Community college remediation is doing more harm than good, argues the California Acceleration Project in a new report, Up to the Challenge.
A proposed state law would require community colleges to use high school grades as well as placement tests to decide whether students need remedial coursework, reports KPCC. Colleges would have to show a student was “highly unlikely to succeed” in a college-level course before placing a student in remediation.
Some community colleges have adopted “co-requisite” remediation: Students enroll in college-credit classes while working on basic skills in a lab, tutorial or other class.
According to a Public Policy Institute of California (PPIC) study, 80 percent of students entering community colleges enroll in at least one remedial course. Only 16 percent complete a certificate or two-year degree in six years.
Remedial reforms are improving success rates at some California community colleges, reports the San Jose Mercury News.

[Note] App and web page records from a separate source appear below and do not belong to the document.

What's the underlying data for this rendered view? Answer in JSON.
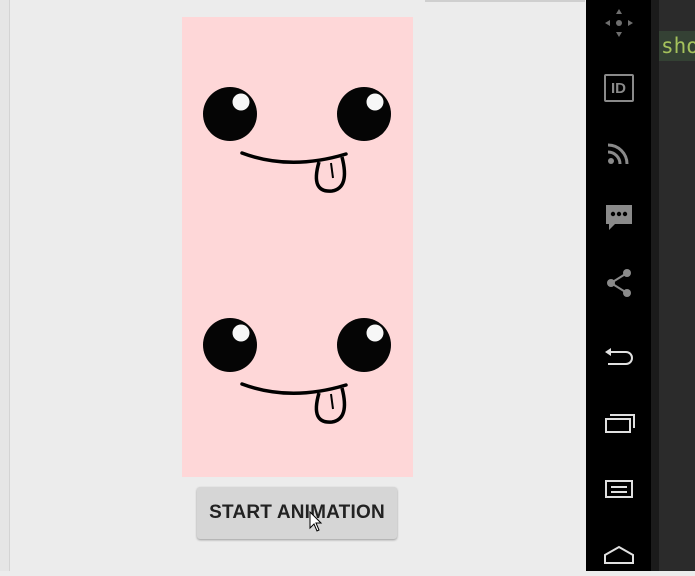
{
  "main": {
    "start_button_label": "START ANIMATION"
  },
  "sidebar": {
    "buttons": [
      {
        "icon": "move-icon"
      },
      {
        "icon": "id-icon",
        "label": "ID"
      },
      {
        "icon": "rss-icon"
      },
      {
        "icon": "sms-icon"
      },
      {
        "icon": "share-icon"
      },
      {
        "icon": "back-icon"
      },
      {
        "icon": "recent-apps-icon"
      },
      {
        "icon": "menu-icon"
      },
      {
        "icon": "home-icon"
      }
    ]
  },
  "editor": {
    "visible_code": "sho"
  },
  "colors": {
    "image_background": "#fed7d8",
    "sidebar": "#000000",
    "code_highlight": "#a5c25c"
  }
}
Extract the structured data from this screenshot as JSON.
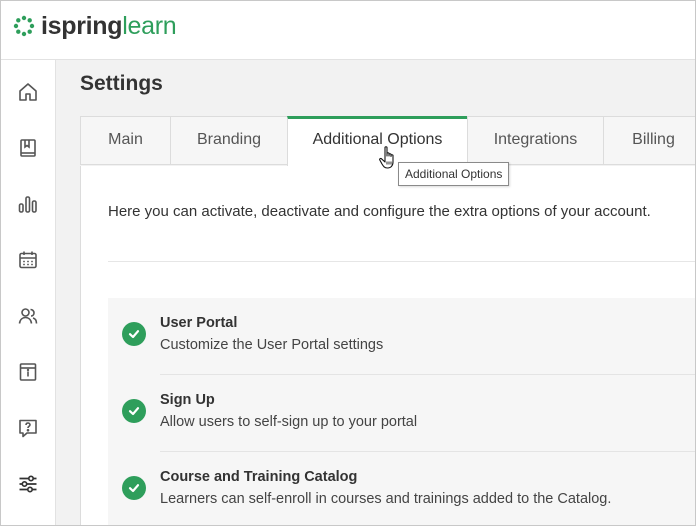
{
  "brand": {
    "name_part1": "ispring",
    "name_part2": "learn",
    "accent": "#2e9e5b"
  },
  "sidebar": {
    "items": [
      {
        "name": "home",
        "icon": "home-icon"
      },
      {
        "name": "courses",
        "icon": "book-icon"
      },
      {
        "name": "reports",
        "icon": "bar-chart-icon"
      },
      {
        "name": "calendar",
        "icon": "calendar-icon"
      },
      {
        "name": "users",
        "icon": "users-icon"
      },
      {
        "name": "info",
        "icon": "info-box-icon"
      },
      {
        "name": "help",
        "icon": "help-bubble-icon"
      },
      {
        "name": "settings",
        "icon": "sliders-icon",
        "active": true
      }
    ]
  },
  "page": {
    "title": "Settings"
  },
  "tabs": [
    {
      "label": "Main"
    },
    {
      "label": "Branding"
    },
    {
      "label": "Additional Options",
      "active": true
    },
    {
      "label": "Integrations"
    },
    {
      "label": "Billing"
    }
  ],
  "tooltip": {
    "text": "Additional Options"
  },
  "intro": "Here you can activate, deactivate and configure the extra options of your account.",
  "options": [
    {
      "title": "User Portal",
      "description": "Customize the User Portal settings",
      "enabled": true
    },
    {
      "title": "Sign Up",
      "description": "Allow users to self-sign up to your portal",
      "enabled": true
    },
    {
      "title": "Course and Training Catalog",
      "description": "Learners can self-enroll in courses and trainings added to the Catalog.",
      "enabled": true
    }
  ]
}
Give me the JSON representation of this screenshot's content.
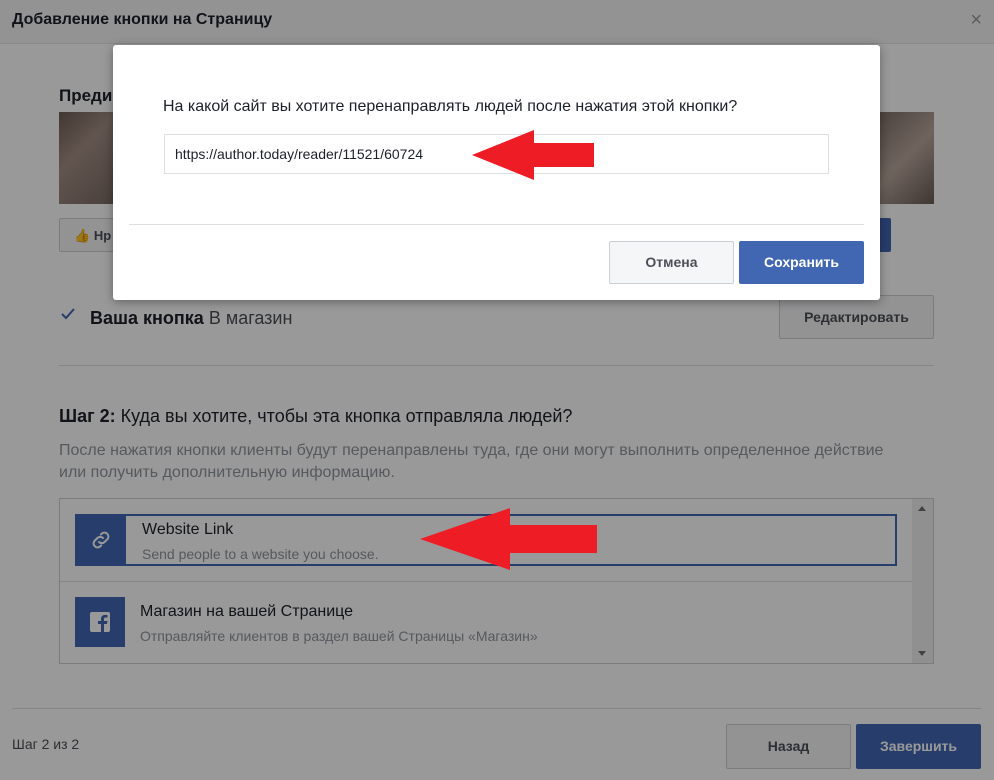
{
  "dialog": {
    "title": "Добавление кнопки на Страницу",
    "close_glyph": "×"
  },
  "preview": {
    "label_partial": "Преди",
    "like_partial": "Нр"
  },
  "your_button": {
    "label": "Ваша кнопка",
    "value": "В магазин",
    "edit_label": "Редактировать"
  },
  "step": {
    "prefix": "Шаг 2:",
    "question": "Куда вы хотите, чтобы эта кнопка отправляла людей?",
    "description": "После нажатия кнопки клиенты будут перенаправлены туда, где они могут выполнить определенное действие или получить дополнительную информацию."
  },
  "options": [
    {
      "title": "Website Link",
      "subtitle": "Send people to a website you choose.",
      "icon": "link-icon",
      "selected": true
    },
    {
      "title": "Магазин на вашей Странице",
      "subtitle": "Отправляйте клиентов в раздел вашей Страницы «Магазин»",
      "icon": "facebook-icon",
      "selected": false
    }
  ],
  "footer": {
    "step_count": "Шаг 2 из 2",
    "back_label": "Назад",
    "finish_label": "Завершить"
  },
  "modal": {
    "question": "На какой сайт вы хотите перенаправлять людей после нажатия этой кнопки?",
    "url_value": "https://author.today/reader/11521/60724",
    "cancel_label": "Отмена",
    "save_label": "Сохранить"
  },
  "colors": {
    "accent": "#4267b2",
    "annotation_arrow": "#ee1c24"
  }
}
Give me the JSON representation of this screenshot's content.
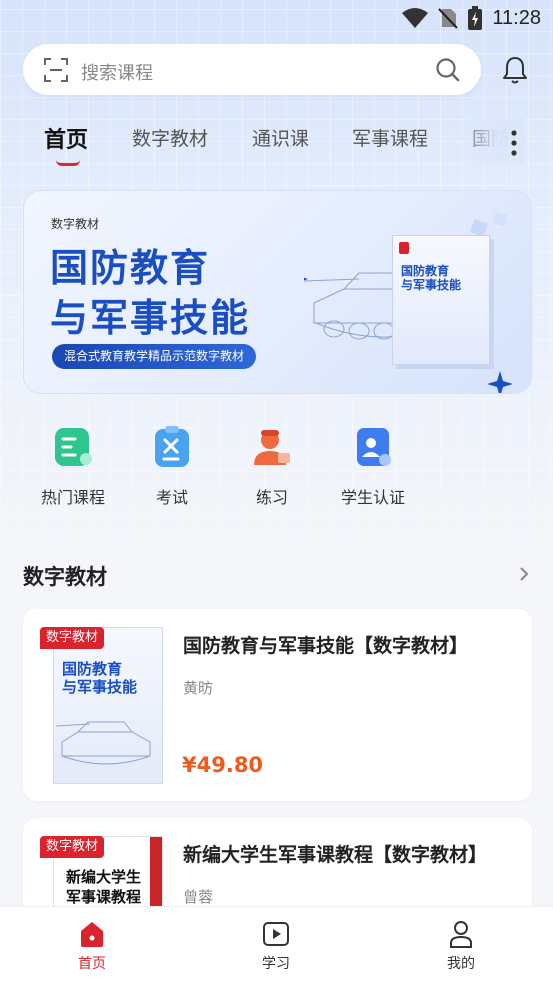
{
  "status_bar": {
    "time": "11:28"
  },
  "search": {
    "placeholder": "搜索课程"
  },
  "tabs": [
    {
      "label": "首页",
      "active": true
    },
    {
      "label": "数字教材"
    },
    {
      "label": "通识课"
    },
    {
      "label": "军事课程"
    },
    {
      "label": "国防"
    }
  ],
  "banner": {
    "kicker": "数字教材",
    "title_line1": "国防教育",
    "title_line2": "与军事技能",
    "subtitle": "混合式教育教学精品示范数字教材",
    "book_title": "国防教育\n与军事技能"
  },
  "quick_actions": [
    {
      "label": "热门课程",
      "icon": "hot-courses-icon",
      "color": "#2fc58f"
    },
    {
      "label": "考试",
      "icon": "exam-icon",
      "color": "#4aa3f0"
    },
    {
      "label": "练习",
      "icon": "practice-icon",
      "color": "#f06a3f"
    },
    {
      "label": "学生认证",
      "icon": "student-auth-icon",
      "color": "#3f7cf0"
    }
  ],
  "section": {
    "title": "数字教材"
  },
  "books": [
    {
      "tag": "数字教材",
      "title": "国防教育与军事技能【数字教材】",
      "author": "黄昉",
      "price": "¥49.80",
      "cover_text": "国防教育\n与军事技能"
    },
    {
      "tag": "数字教材",
      "title": "新编大学生军事课教程【数字教材】",
      "author": "曾蓉",
      "cover_text": "新编大学生\n军事课教程"
    }
  ],
  "bottom_nav": [
    {
      "label": "首页",
      "icon": "home-icon",
      "active": true
    },
    {
      "label": "学习",
      "icon": "play-icon"
    },
    {
      "label": "我的",
      "icon": "profile-icon"
    }
  ],
  "colors": {
    "accent": "#d9232d",
    "price": "#ee5b1c",
    "brand_blue": "#1b4fc1"
  }
}
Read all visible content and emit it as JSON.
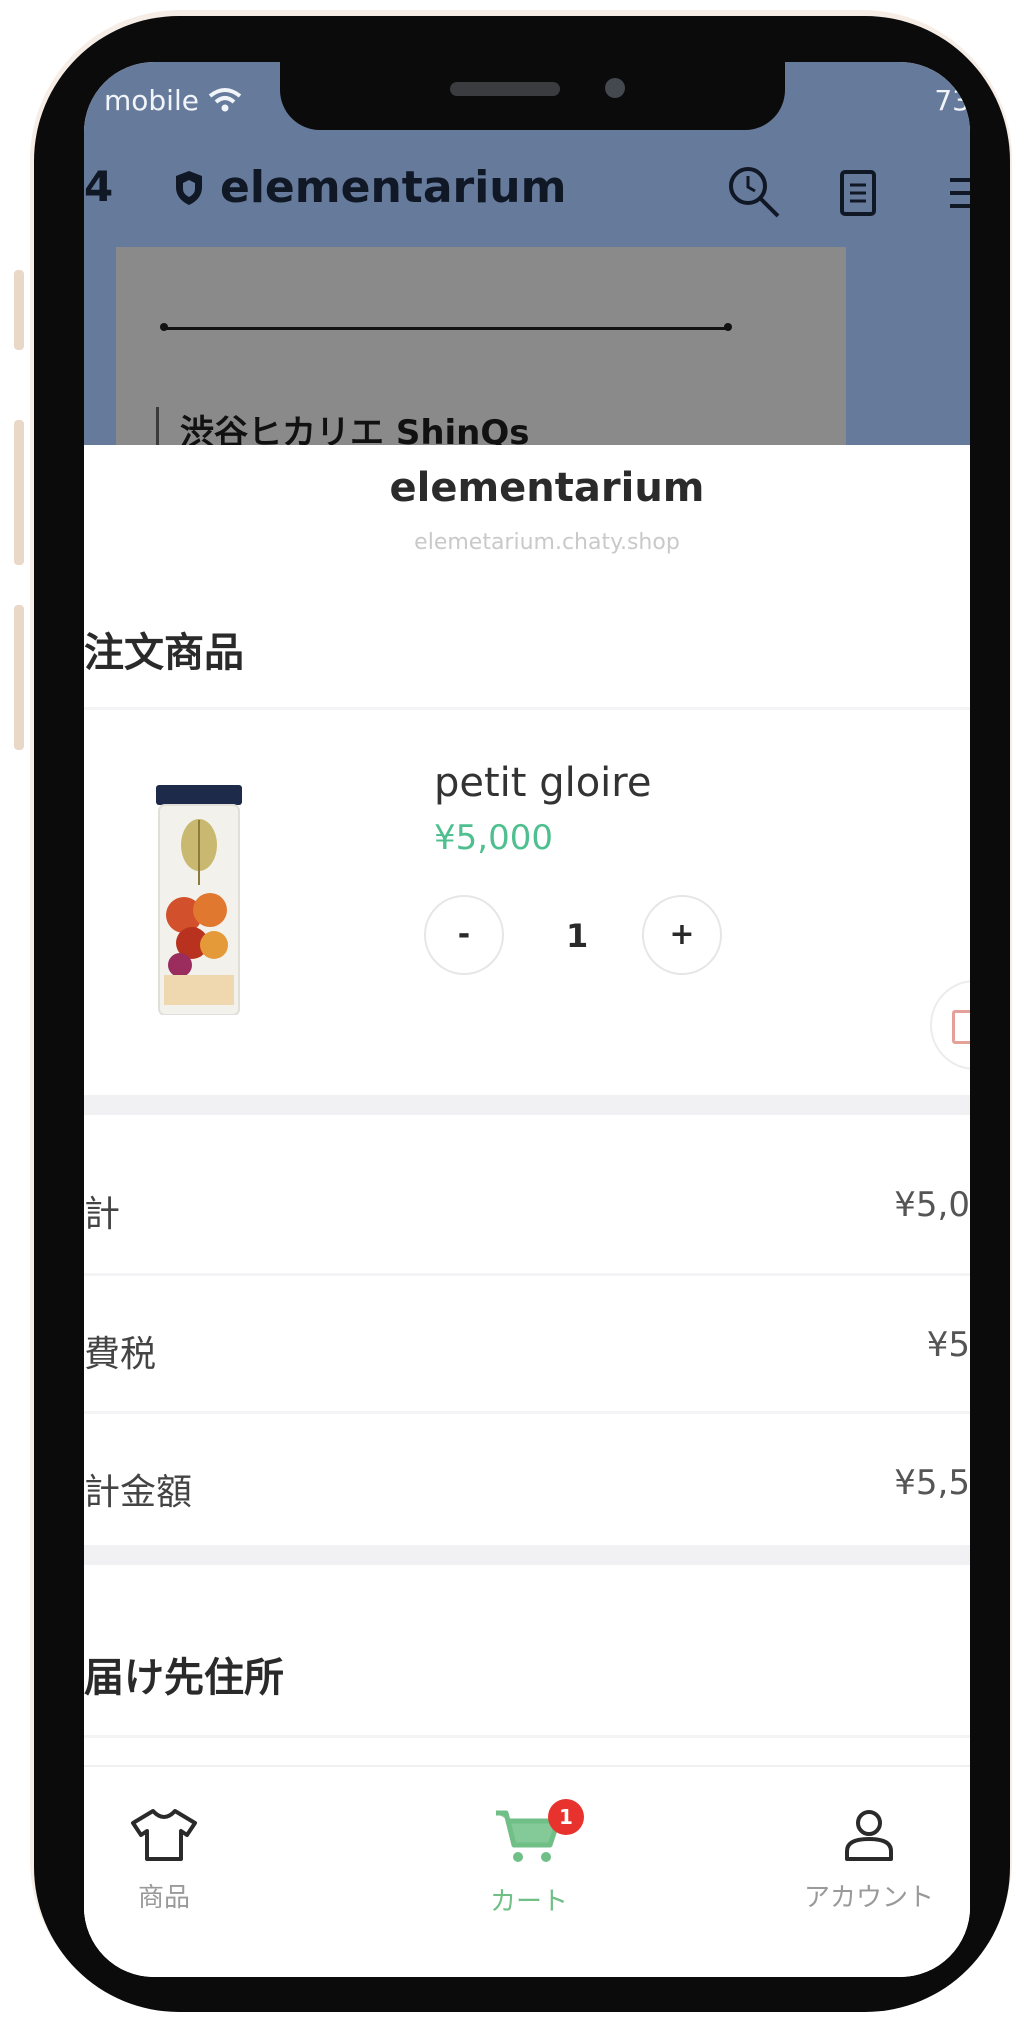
{
  "status_bar": {
    "carrier": "mobile",
    "time": "73"
  },
  "background_app": {
    "back_count": "4",
    "title": "elementarium",
    "card_text": "渋谷ヒカリエ ShinQs"
  },
  "sheet": {
    "shop_name": "elementarium",
    "shop_domain": "elemetarium.chaty.shop",
    "order_section_title": "注文商品",
    "product": {
      "name": "petit gloire",
      "price": "¥5,000",
      "quantity": "1",
      "decrement_label": "-",
      "increment_label": "+"
    },
    "summary": [
      {
        "label": "計",
        "value": "¥5,0"
      },
      {
        "label": "費税",
        "value": "¥5"
      },
      {
        "label": "計金額",
        "value": "¥5,5"
      }
    ],
    "address_section_title": "届け先住所"
  },
  "tabbar": {
    "items": [
      {
        "label": "商品",
        "icon": "shirt-icon"
      },
      {
        "label": "カート",
        "icon": "cart-icon",
        "badge": "1"
      },
      {
        "label": "アカウント",
        "icon": "person-icon"
      }
    ]
  },
  "colors": {
    "price": "#4fbf8f",
    "active_tab": "#6fbf86",
    "badge": "#e8322d",
    "background_dim": "#667a9b"
  }
}
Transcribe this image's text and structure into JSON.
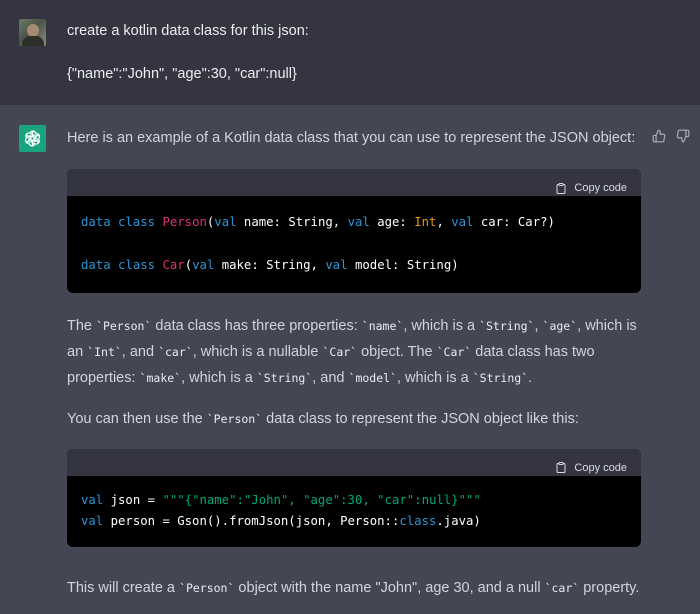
{
  "user": {
    "line1": "create a kotlin data class for this json:",
    "line2": "{\"name\":\"John\", \"age\":30, \"car\":null}"
  },
  "assistant": {
    "intro": "Here is an example of a Kotlin data class that you can use to represent the JSON object:",
    "copy_label": "Copy code",
    "code1": {
      "line1": {
        "t1": "data",
        "t2": "class",
        "t3": "Person",
        "t4": "(",
        "t5": "val",
        "t6": " name: String, ",
        "t7": "val",
        "t8": " age: ",
        "t9": "Int",
        "t10": ", ",
        "t11": "val",
        "t12": " car: Car?)"
      },
      "line2": {
        "t1": "data",
        "t2": "class",
        "t3": "Car",
        "t4": "(",
        "t5": "val",
        "t6": " make: String, ",
        "t7": "val",
        "t8": " model: String)"
      }
    },
    "p1": {
      "a": "The ",
      "b": "`Person`",
      "c": " data class has three properties: ",
      "d": "`name`",
      "e": ", which is a ",
      "f": "`String`",
      "g": ", ",
      "h": "`age`",
      "i": ", which is an ",
      "j": "`Int`",
      "k": ", and ",
      "l": "`car`",
      "m": ", which is a nullable ",
      "n": "`Car`",
      "o": " object. The ",
      "p": "`Car`",
      "q": " data class has two properties: ",
      "r": "`make`",
      "s": ", which is a ",
      "t": "`String`",
      "u": ", and ",
      "v": "`model`",
      "w": ", which is a ",
      "x": "`String`",
      "y": "."
    },
    "p2": {
      "a": "You can then use the ",
      "b": "`Person`",
      "c": " data class to represent the JSON object like this:"
    },
    "code2": {
      "line1": {
        "t1": "val",
        "t2": " json = ",
        "t3": "\"\"\"{\"name\":\"John\", \"age\":30, \"car\":null}\"\"\""
      },
      "line2": {
        "t1": "val",
        "t2": " person = Gson().fromJson(json, Person::",
        "t3": "class",
        "t4": ".java)"
      }
    },
    "p3": {
      "a": "This will create a ",
      "b": "`Person`",
      "c": " object with the name \"John\", age 30, and a null ",
      "d": "`car`",
      "e": " property."
    }
  },
  "icons": [
    "user-avatar",
    "chatgpt-logo-icon",
    "thumbs-up-icon",
    "thumbs-down-icon",
    "clipboard-icon"
  ]
}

“Students who bypassed the traditional remedial education system were more than twice as likely to pass college-level English and more than four times as likely to pass math within two years than they would have been otherwise,” according to a study by the Research & Planning Group for California Community Colleges. The 16 colleges studied “cut their students’ time in remediation by at least a semester.”